Top of Data provided
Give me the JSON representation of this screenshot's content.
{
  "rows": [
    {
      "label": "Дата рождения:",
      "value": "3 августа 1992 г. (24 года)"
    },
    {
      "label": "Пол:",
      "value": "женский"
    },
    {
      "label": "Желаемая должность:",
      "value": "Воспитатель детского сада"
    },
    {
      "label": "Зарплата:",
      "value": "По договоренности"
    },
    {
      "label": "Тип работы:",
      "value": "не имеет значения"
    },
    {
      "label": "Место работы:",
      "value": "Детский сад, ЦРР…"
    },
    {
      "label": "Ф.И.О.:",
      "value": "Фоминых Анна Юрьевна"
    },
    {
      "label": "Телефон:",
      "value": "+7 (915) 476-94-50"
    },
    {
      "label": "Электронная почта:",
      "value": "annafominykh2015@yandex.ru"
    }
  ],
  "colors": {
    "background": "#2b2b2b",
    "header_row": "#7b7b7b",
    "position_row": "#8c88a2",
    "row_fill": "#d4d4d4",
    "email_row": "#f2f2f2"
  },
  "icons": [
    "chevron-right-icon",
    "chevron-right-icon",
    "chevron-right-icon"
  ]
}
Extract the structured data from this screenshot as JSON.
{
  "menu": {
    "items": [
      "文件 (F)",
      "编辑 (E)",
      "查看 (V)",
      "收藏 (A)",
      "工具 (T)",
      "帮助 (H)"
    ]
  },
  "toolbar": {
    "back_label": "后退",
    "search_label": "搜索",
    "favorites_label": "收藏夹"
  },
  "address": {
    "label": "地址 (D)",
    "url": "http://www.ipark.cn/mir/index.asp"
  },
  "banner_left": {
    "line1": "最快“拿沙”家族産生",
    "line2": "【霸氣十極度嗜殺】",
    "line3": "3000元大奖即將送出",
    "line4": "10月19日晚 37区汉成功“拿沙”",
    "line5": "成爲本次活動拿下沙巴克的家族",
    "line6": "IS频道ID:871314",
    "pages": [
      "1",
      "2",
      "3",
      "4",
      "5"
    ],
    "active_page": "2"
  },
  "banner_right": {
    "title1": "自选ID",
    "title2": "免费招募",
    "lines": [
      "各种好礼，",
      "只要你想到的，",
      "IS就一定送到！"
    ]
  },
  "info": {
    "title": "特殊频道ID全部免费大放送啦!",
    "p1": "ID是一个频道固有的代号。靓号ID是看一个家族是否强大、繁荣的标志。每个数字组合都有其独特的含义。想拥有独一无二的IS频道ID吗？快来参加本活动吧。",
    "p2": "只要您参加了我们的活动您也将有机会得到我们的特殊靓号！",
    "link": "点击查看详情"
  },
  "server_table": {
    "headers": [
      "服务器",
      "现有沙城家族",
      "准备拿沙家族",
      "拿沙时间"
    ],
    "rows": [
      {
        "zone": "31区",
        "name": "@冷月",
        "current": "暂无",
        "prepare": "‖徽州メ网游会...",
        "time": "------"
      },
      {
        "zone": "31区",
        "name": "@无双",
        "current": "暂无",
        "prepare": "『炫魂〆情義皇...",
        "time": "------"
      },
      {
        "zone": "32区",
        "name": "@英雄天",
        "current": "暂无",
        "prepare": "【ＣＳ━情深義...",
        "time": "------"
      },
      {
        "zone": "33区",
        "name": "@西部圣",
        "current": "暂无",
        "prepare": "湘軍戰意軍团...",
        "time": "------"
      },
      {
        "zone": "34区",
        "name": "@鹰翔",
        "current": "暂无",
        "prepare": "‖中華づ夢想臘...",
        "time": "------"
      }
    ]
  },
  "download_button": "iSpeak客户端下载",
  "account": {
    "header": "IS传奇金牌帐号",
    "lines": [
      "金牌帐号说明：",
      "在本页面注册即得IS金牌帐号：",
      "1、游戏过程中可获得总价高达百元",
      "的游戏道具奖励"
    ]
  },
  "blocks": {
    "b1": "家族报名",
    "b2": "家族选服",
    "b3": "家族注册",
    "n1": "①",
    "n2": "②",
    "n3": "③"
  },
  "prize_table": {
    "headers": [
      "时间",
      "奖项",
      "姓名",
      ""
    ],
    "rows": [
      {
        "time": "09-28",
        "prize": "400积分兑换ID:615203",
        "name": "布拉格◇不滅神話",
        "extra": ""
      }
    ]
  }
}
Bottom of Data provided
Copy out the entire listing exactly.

* [Output of the exercise]:
Give me the JSON representation of this screenshot's content.
{
  "rows": [
    {
      "label": "Дата рождения:",
      "value": "3 августа 1992 г. (24 года)"
    },
    {
      "label": "Пол:",
      "value": "женский"
    },
    {
      "label": "Желаемая должность:",
      "value": "Воспитатель детского сада"
    },
    {
      "label": "Зарплата:",
      "value": "По договоренности"
    },
    {
      "label": "Тип работы:",
      "value": "не имеет значения"
    },
    {
      "label": "Место работы:",
      "value": "Детский сад, ЦРР…"
    },
    {
      "label": "Ф.И.О.:",
      "value": "Фоминых Анна Юрьевна"
    },
    {
      "label": "Телефон:",
      "value": "+7 (915) 476-94-50"
    },
    {
      "label": "Электронная почта:",
      "value": "annafominykh2015@yandex.ru"
    }
  ],
  "colors": {
    "background": "#2b2b2b",
    "header_row": "#7b7b7b",
    "position_row": "#8c88a2",
    "row_fill": "#d4d4d4",
    "email_row": "#f2f2f2"
  },
  "icons": [
    "chevron-right-icon",
    "chevron-right-icon",
    "chevron-right-icon"
  ]
}
Extract the structured data from this screenshot as JSON.
{
  "menu": {
    "items": [
      "文件 (F)",
      "编辑 (E)",
      "查看 (V)",
      "收藏 (A)",
      "工具 (T)",
      "帮助 (H)"
    ]
  },
  "toolbar": {
    "back_label": "后退",
    "search_label": "搜索",
    "favorites_label": "收藏夹"
  },
  "address": {
    "label": "地址 (D)",
    "url": "http://www.ipark.cn/mir/index.asp"
  },
  "banner_left": {
    "line1": "最快“拿沙”家族産生",
    "line2": "【霸氣十極度嗜殺】",
    "line3": "3000元大奖即將送出",
    "line4": "10月19日晚 37区汉成功“拿沙”",
    "line5": "成爲本次活動拿下沙巴克的家族",
    "line6": "IS频道ID:871314",
    "pages": [
      "1",
      "2",
      "3",
      "4",
      "5"
    ],
    "active_page": "2"
  },
  "banner_right": {
    "title1": "自选ID",
    "title2": "免费招募",
    "lines": [
      "各种好礼，",
      "只要你想到的，",
      "IS就一定送到！"
    ]
  },
  "info": {
    "title": "特殊频道ID全部免费大放送啦!",
    "p1": "ID是一个频道固有的代号。靓号ID是看一个家族是否强大、繁荣的标志。每个数字组合都有其独特的含义。想拥有独一无二的IS频道ID吗？快来参加本活动吧。",
    "p2": "只要您参加了我们的活动您也将有机会得到我们的特殊靓号！",
    "link": "点击查看详情"
  },
  "server_table": {
    "headers": [
      "服务器",
      "现有沙城家族",
      "准备拿沙家族",
      "拿沙时间"
    ],
    "rows": [
      {
        "zone": "31区",
        "name": "@冷月",
        "current": "暂无",
        "prepare": "‖徽州メ网游会...",
        "time": "------"
      },
      {
        "zone": "31区",
        "name": "@无双",
        "current": "暂无",
        "prepare": "『炫魂〆情義皇...",
        "time": "------"
      },
      {
        "zone": "32区",
        "name": "@英雄天",
        "current": "暂无",
        "prepare": "【ＣＳ━情深義...",
        "time": "------"
      },
      {
        "zone": "33区",
        "name": "@西部圣",
        "current": "暂无",
        "prepare": "湘軍戰意軍团...",
        "time": "------"
      },
      {
        "zone": "34区",
        "name": "@鹰翔",
        "current": "暂无",
        "prepare": "‖中華づ夢想臘...",
        "time": "------"
      }
    ]
  },
  "download_button": "iSpeak客户端下载",
  "account": {
    "header": "IS传奇金牌帐号",
    "lines": [
      "金牌帐号说明：",
      "在本页面注册即得IS金牌帐号：",
      "1、游戏过程中可获得总价高达百元",
      "的游戏道具奖励"
    ]
  },
  "blocks": {
    "b1": "家族报名",
    "b2": "家族选服",
    "b3": "家族注册",
    "n1": "①",
    "n2": "②",
    "n3": "③"
  },
  "prize_table": {
    "headers": [
      "时间",
      "奖项",
      "姓名",
      ""
    ],
    "rows": [
      {
        "time": "09-28",
        "prize": "400积分兑换ID:615203",
        "name": "布拉格◇不滅神話",
        "extra": ""
      }
    ]
  }
}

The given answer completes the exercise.